# Dataset entries

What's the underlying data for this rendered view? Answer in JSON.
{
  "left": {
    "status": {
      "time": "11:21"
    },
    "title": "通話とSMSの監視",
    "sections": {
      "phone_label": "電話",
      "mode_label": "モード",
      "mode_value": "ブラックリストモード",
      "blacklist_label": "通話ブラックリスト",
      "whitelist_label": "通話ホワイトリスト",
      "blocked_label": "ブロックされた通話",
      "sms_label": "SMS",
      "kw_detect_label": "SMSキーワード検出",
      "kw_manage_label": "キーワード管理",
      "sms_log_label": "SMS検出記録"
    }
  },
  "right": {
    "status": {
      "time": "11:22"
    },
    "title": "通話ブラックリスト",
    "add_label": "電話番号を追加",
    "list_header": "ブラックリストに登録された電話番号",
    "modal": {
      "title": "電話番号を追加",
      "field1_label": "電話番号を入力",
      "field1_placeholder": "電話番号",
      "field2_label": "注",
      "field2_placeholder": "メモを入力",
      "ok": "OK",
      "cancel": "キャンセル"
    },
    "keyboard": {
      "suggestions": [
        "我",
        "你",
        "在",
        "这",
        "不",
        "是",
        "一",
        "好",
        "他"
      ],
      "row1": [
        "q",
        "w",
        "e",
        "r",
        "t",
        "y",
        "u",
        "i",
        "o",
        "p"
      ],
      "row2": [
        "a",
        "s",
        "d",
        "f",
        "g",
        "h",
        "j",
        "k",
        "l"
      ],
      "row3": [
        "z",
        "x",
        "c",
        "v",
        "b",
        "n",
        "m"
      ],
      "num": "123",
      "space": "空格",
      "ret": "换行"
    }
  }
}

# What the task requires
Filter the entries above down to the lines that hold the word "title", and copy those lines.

# Answer to this task
    "title": "通話とSMSの監視",
    "title": "通話ブラックリスト",
      "title": "電話番号を追加",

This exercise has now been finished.